up naturally. Can they think of a quick way of doing it without a calculator?

They could then continue to work in pairs on the problem. After the initial calculations the problem is a fairly simple one of adding and building the piles but there are many ways of doing it. It would be interesting and instructive to listen to the way that the various pairs are working on the problem, and you may like to gather solutions as a whole class on the board.

In a plenary at the end of the lesson, you could talk about how they have found the different solutions and you may want to ask whether they think they have got them all. This might be a good opportunity to share ways of working systematically so that they could convince you they would be able to find every solution.

What number must all the piles add to?

What is the total of each pile?

How do you know you have all the solutions?

Learners could find as many completely different solutions to this problem as possible and some children will be able to suggest a way to find them all.

If you want to focus on finding all possibilities, some learners might benefit from using a calculator so they are not held up by the mental arithmetic.

Place four pebbles on the sand in the form of a square. Keep adding as few pebbles as necessary to double the area. How many extra pebbles are added each time?

Investigate the different shaped bracelets you could make from 18 different spherical beads. How do they compare if you use 24 beads?

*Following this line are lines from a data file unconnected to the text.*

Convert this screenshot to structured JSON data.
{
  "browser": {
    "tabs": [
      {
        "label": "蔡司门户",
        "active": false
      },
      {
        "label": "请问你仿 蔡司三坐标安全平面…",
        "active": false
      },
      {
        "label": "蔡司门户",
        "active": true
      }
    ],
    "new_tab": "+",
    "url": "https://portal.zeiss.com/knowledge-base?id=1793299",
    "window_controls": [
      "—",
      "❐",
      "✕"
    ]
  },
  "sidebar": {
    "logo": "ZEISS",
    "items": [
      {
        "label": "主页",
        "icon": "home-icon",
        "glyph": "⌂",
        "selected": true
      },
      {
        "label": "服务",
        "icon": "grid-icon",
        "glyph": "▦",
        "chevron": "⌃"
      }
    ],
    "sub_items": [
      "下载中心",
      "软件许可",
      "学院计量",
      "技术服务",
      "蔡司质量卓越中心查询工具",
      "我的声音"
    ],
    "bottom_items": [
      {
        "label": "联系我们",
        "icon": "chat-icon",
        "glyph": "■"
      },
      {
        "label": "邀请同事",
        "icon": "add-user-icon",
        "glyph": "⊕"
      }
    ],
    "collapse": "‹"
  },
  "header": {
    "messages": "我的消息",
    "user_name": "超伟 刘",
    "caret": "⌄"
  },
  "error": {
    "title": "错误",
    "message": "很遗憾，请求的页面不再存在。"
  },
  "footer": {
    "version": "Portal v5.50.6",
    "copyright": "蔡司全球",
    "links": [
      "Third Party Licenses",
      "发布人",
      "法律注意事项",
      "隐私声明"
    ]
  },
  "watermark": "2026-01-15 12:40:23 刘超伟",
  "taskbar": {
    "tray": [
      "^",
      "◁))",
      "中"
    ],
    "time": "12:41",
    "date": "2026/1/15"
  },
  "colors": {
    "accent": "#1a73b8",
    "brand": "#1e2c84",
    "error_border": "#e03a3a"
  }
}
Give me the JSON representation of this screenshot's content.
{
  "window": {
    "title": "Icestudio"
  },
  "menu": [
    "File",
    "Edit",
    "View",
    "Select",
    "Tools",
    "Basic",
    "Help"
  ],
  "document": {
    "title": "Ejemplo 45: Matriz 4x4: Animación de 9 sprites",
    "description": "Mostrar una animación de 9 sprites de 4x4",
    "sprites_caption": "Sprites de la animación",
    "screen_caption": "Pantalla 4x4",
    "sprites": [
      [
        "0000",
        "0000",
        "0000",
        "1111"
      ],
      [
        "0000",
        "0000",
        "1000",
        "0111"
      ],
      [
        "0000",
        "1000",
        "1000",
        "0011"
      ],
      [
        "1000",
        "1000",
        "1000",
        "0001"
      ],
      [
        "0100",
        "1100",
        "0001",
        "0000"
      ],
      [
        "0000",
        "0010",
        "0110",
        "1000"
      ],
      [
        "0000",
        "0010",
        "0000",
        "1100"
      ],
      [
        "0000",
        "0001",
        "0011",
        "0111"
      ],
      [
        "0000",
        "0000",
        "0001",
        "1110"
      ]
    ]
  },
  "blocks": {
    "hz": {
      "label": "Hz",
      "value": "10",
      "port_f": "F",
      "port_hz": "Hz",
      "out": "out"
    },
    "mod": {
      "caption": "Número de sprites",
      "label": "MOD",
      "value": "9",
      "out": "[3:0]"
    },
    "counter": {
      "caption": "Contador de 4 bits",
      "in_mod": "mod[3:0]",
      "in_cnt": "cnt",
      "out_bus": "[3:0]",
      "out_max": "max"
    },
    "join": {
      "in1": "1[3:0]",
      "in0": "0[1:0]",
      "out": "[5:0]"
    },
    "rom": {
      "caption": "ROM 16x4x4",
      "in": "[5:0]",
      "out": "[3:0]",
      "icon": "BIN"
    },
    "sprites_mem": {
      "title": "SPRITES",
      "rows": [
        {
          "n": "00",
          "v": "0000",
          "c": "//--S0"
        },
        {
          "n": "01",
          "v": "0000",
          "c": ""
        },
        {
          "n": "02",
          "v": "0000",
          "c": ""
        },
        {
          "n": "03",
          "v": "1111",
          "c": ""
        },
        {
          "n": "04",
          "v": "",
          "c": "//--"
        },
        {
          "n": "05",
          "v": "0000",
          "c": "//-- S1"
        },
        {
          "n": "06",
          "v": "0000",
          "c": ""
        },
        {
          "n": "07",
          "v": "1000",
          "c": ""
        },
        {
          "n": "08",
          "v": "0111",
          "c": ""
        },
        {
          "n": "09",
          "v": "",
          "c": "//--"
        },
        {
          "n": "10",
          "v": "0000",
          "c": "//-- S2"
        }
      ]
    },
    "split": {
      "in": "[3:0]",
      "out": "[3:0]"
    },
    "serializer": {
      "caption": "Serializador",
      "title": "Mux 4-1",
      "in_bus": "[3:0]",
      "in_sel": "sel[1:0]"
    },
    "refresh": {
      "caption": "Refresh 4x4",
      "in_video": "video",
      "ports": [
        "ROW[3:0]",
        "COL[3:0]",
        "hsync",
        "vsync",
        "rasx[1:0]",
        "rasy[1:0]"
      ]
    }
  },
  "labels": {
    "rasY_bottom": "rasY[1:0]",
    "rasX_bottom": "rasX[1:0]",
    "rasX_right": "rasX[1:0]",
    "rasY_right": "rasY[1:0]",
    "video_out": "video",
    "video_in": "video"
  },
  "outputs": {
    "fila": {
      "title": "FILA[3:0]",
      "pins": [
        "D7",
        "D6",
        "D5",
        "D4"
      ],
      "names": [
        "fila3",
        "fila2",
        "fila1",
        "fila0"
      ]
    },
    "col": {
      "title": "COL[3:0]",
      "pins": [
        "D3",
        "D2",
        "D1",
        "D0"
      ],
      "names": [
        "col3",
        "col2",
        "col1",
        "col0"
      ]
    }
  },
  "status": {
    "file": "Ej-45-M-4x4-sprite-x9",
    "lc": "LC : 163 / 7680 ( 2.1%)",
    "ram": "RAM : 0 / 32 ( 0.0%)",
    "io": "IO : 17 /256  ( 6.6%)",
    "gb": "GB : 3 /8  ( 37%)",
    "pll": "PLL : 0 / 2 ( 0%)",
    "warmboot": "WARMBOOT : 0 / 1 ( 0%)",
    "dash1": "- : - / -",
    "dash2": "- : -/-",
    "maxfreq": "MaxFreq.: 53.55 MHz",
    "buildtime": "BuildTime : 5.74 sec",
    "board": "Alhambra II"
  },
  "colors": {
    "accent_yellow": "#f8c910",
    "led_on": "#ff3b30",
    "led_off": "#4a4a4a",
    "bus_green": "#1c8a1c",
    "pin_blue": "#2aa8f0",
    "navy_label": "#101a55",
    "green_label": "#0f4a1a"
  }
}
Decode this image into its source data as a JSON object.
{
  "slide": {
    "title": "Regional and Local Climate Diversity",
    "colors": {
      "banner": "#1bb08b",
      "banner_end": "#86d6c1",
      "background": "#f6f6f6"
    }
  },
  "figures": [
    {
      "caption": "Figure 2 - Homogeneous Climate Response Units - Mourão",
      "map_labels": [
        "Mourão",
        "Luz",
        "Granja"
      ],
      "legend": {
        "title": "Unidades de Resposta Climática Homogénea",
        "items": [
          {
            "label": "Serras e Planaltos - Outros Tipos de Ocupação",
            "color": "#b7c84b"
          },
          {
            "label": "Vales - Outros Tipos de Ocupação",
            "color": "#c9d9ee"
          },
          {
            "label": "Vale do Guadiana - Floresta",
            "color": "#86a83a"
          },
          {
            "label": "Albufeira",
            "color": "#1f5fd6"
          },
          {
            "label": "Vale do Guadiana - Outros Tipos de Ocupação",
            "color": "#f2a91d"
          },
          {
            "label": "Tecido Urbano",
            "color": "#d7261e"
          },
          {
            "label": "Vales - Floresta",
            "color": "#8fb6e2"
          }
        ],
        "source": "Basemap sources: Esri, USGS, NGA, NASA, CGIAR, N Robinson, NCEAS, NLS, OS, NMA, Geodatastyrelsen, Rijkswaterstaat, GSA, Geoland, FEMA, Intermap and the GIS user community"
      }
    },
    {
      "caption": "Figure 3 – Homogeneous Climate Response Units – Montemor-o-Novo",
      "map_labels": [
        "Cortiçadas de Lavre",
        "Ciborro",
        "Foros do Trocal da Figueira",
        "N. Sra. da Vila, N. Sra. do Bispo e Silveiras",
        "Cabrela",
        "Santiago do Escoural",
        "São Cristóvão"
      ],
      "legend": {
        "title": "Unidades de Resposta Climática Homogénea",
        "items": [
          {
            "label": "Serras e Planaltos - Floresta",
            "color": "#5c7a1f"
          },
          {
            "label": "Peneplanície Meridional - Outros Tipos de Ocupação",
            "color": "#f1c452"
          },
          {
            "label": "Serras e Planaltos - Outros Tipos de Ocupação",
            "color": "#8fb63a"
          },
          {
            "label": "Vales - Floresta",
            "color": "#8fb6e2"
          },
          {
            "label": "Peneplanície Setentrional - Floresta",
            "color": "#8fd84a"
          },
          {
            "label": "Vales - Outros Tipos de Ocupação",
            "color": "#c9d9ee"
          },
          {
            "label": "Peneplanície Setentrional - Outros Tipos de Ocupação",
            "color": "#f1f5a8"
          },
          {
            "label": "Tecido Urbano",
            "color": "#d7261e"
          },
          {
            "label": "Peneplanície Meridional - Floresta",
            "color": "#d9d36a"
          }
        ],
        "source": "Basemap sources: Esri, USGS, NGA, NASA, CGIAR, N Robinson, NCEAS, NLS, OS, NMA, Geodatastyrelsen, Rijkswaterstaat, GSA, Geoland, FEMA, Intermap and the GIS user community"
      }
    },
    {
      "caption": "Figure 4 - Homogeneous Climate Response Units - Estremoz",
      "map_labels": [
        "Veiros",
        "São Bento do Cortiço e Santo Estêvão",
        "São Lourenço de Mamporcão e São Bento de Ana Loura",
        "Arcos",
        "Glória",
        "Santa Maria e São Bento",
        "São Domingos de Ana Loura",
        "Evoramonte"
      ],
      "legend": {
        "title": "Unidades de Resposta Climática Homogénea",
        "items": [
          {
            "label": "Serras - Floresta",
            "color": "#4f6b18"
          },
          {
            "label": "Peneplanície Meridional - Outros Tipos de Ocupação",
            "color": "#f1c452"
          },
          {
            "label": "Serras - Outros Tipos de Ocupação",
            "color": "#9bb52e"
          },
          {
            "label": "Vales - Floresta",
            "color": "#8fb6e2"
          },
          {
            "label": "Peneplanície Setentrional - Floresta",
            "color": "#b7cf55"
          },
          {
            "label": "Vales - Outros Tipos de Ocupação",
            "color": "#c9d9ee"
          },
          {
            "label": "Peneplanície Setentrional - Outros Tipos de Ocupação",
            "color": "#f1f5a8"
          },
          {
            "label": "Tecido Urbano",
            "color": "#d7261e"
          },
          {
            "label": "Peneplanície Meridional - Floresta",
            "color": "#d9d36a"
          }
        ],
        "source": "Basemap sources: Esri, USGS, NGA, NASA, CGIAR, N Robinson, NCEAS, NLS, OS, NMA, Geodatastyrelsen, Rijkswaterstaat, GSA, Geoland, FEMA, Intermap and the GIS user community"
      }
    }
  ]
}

How many different shaped boxes can you design for 36 sweets in one layer? Can you arrange the sweets so that no sweets of the same colour are next to each other in any direction?